» **The problem**
Every record below should be printed exactly, except for the pictures.

» **Input records**
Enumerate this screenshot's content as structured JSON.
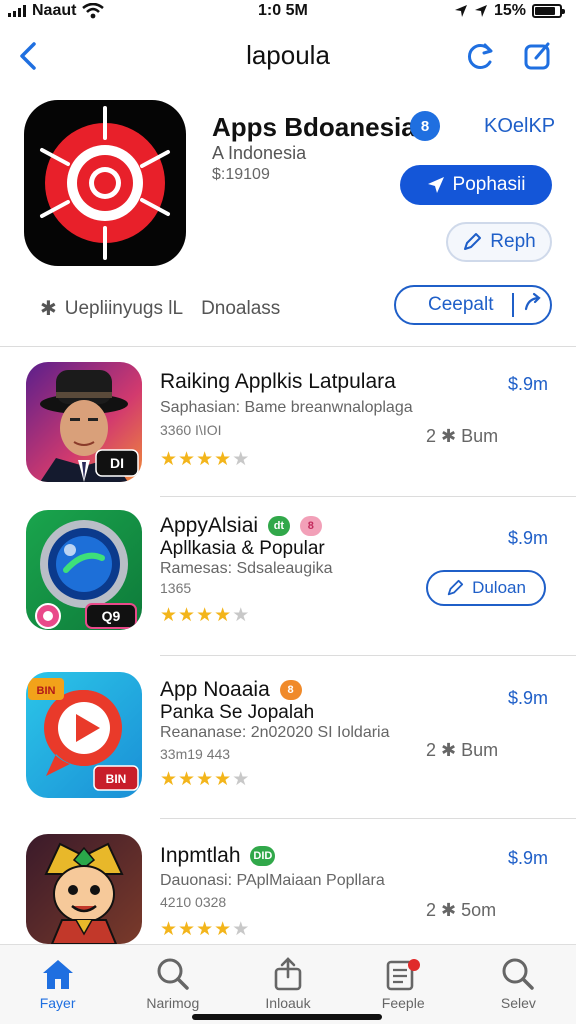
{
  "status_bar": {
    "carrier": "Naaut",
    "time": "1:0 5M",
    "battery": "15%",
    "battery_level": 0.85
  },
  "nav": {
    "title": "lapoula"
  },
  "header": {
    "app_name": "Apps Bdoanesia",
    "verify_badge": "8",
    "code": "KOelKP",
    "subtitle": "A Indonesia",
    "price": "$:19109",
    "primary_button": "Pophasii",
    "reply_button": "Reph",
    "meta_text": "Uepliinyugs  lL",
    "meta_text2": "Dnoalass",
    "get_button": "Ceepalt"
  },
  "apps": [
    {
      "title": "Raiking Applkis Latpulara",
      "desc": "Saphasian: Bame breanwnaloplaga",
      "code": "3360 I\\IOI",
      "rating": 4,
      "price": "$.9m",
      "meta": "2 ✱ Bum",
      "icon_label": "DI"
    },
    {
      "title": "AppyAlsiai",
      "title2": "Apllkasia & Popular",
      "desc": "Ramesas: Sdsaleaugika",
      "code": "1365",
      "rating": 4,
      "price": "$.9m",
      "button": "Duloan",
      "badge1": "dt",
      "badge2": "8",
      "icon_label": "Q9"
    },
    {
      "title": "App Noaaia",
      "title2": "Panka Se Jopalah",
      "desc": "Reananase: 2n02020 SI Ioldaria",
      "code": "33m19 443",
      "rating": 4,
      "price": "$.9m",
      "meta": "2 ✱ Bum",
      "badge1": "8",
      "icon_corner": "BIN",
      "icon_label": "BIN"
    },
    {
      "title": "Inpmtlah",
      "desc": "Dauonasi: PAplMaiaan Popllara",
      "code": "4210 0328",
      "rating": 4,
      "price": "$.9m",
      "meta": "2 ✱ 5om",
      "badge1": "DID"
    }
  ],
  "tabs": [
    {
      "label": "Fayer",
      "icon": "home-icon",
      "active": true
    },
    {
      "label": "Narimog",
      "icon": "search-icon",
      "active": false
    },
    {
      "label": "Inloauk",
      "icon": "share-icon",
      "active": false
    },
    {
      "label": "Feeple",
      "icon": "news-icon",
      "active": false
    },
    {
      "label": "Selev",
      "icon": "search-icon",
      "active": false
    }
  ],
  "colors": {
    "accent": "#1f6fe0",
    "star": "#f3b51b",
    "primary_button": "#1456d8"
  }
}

» **Task output**
Enumerate this screenshot's content as structured JSON.
{
  "status_bar": {
    "carrier": "Naaut",
    "time": "1:0 5M",
    "battery": "15%",
    "battery_level": 0.85
  },
  "nav": {
    "title": "lapoula"
  },
  "header": {
    "app_name": "Apps Bdoanesia",
    "verify_badge": "8",
    "code": "KOelKP",
    "subtitle": "A Indonesia",
    "price": "$:19109",
    "primary_button": "Pophasii",
    "reply_button": "Reph",
    "meta_text": "Uepliinyugs  lL",
    "meta_text2": "Dnoalass",
    "get_button": "Ceepalt"
  },
  "apps": [
    {
      "title": "Raiking Applkis Latpulara",
      "desc": "Saphasian: Bame breanwnaloplaga",
      "code": "3360 I\\IOI",
      "rating": 4,
      "price": "$.9m",
      "meta": "2 ✱ Bum",
      "icon_label": "DI"
    },
    {
      "title": "AppyAlsiai",
      "title2": "Apllkasia & Popular",
      "desc": "Ramesas: Sdsaleaugika",
      "code": "1365",
      "rating": 4,
      "price": "$.9m",
      "button": "Duloan",
      "badge1": "dt",
      "badge2": "8",
      "icon_label": "Q9"
    },
    {
      "title": "App Noaaia",
      "title2": "Panka Se Jopalah",
      "desc": "Reananase: 2n02020 SI Ioldaria",
      "code": "33m19 443",
      "rating": 4,
      "price": "$.9m",
      "meta": "2 ✱ Bum",
      "badge1": "8",
      "icon_corner": "BIN",
      "icon_label": "BIN"
    },
    {
      "title": "Inpmtlah",
      "desc": "Dauonasi: PAplMaiaan Popllara",
      "code": "4210 0328",
      "rating": 4,
      "price": "$.9m",
      "meta": "2 ✱ 5om",
      "badge1": "DID"
    }
  ],
  "tabs": [
    {
      "label": "Fayer",
      "icon": "home-icon",
      "active": true
    },
    {
      "label": "Narimog",
      "icon": "search-icon",
      "active": false
    },
    {
      "label": "Inloauk",
      "icon": "share-icon",
      "active": false
    },
    {
      "label": "Feeple",
      "icon": "news-icon",
      "active": false
    },
    {
      "label": "Selev",
      "icon": "search-icon",
      "active": false
    }
  ],
  "colors": {
    "accent": "#1f6fe0",
    "star": "#f3b51b",
    "primary_button": "#1456d8"
  }
}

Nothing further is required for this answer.